• Task description
Read through the entries below and copy each line where "archaius" turns up.

• Records supplied
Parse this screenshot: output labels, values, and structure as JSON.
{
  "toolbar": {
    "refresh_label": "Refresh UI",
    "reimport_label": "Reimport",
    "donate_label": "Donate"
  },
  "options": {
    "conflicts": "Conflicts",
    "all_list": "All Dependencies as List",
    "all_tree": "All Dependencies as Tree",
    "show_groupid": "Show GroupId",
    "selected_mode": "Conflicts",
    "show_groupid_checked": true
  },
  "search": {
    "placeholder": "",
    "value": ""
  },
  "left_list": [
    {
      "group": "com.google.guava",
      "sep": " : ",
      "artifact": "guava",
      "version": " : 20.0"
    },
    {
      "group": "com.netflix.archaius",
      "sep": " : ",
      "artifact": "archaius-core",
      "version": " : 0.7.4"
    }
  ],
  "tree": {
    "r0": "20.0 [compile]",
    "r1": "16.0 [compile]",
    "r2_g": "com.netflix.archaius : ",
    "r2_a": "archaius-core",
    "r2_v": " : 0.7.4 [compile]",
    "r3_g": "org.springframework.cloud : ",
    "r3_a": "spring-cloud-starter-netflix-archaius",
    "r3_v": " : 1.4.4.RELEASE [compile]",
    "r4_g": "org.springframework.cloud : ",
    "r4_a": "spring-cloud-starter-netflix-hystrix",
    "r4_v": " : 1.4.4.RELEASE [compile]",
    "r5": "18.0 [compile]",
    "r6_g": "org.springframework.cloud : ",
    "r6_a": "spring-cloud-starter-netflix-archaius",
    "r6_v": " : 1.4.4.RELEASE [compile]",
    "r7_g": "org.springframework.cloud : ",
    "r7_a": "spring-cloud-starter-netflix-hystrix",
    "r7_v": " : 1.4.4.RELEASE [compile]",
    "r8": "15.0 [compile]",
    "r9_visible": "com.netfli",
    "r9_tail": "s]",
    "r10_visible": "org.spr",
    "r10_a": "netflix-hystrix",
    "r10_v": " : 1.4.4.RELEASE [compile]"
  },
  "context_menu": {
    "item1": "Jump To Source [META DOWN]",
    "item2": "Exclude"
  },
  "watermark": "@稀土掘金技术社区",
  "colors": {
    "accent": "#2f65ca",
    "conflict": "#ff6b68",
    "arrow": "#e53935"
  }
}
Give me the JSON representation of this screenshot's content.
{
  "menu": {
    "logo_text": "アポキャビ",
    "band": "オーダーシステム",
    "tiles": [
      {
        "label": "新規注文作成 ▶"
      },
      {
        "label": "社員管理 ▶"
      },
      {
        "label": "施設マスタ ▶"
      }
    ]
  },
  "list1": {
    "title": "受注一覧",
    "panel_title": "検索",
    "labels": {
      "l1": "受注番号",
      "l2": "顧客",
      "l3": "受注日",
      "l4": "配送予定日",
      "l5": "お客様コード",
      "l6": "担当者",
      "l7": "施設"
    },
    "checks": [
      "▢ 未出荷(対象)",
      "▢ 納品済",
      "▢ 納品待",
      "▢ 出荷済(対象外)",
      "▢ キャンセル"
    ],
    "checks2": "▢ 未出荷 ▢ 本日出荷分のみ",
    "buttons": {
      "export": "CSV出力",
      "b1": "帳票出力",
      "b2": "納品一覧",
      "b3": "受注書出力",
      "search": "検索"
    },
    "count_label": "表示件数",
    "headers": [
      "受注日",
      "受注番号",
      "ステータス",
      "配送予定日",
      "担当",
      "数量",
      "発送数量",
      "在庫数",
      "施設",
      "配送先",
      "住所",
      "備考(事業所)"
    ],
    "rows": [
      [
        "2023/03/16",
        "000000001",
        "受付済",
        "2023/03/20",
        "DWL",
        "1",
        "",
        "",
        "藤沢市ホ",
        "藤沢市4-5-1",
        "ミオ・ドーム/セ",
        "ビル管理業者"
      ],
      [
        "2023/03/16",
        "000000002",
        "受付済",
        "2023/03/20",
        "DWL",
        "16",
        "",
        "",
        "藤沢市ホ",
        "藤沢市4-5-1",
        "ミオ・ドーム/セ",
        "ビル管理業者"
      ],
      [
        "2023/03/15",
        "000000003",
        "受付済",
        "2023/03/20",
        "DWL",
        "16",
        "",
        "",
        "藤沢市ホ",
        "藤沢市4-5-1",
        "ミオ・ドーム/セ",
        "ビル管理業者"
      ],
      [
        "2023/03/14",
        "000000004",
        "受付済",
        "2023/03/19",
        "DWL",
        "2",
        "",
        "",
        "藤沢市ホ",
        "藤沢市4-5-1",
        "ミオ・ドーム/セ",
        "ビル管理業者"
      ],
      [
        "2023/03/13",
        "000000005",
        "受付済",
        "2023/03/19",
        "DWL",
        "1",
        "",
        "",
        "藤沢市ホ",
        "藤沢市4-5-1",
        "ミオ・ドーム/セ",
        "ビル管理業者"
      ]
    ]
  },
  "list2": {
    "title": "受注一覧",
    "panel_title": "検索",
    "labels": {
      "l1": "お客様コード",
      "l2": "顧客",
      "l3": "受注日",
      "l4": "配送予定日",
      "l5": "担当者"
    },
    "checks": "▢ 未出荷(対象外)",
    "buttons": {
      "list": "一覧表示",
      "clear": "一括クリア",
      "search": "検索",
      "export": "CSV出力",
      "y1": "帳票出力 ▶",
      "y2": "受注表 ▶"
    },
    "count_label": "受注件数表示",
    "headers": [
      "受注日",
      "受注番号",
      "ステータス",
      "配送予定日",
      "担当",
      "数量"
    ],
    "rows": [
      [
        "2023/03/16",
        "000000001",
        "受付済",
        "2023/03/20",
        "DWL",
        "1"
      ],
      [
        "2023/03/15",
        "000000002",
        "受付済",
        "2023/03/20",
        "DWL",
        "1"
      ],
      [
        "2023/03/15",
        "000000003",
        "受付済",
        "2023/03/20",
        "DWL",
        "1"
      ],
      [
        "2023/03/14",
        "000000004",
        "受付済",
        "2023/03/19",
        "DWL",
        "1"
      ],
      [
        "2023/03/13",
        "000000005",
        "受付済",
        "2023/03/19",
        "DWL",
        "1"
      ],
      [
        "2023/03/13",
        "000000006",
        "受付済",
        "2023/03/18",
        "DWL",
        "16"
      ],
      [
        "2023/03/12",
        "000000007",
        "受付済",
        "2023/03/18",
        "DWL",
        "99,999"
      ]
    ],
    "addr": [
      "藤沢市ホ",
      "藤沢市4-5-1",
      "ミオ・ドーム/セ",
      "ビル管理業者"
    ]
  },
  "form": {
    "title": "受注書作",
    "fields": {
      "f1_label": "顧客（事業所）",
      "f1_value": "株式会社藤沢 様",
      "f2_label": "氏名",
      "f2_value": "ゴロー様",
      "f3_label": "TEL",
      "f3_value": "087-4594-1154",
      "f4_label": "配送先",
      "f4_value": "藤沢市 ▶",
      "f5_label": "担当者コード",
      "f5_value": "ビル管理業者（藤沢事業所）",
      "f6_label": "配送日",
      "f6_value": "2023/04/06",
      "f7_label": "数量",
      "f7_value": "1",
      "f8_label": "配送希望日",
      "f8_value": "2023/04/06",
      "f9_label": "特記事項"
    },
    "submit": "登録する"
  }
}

• Output
      "group": "com.netflix.archaius",
      "artifact": "archaius-core",
    "r2_g": "com.netflix.archaius : ",
    "r2_a": "archaius-core",
    "r3_a": "spring-cloud-starter-netflix-archaius",
    "r6_a": "spring-cloud-starter-netflix-archaius",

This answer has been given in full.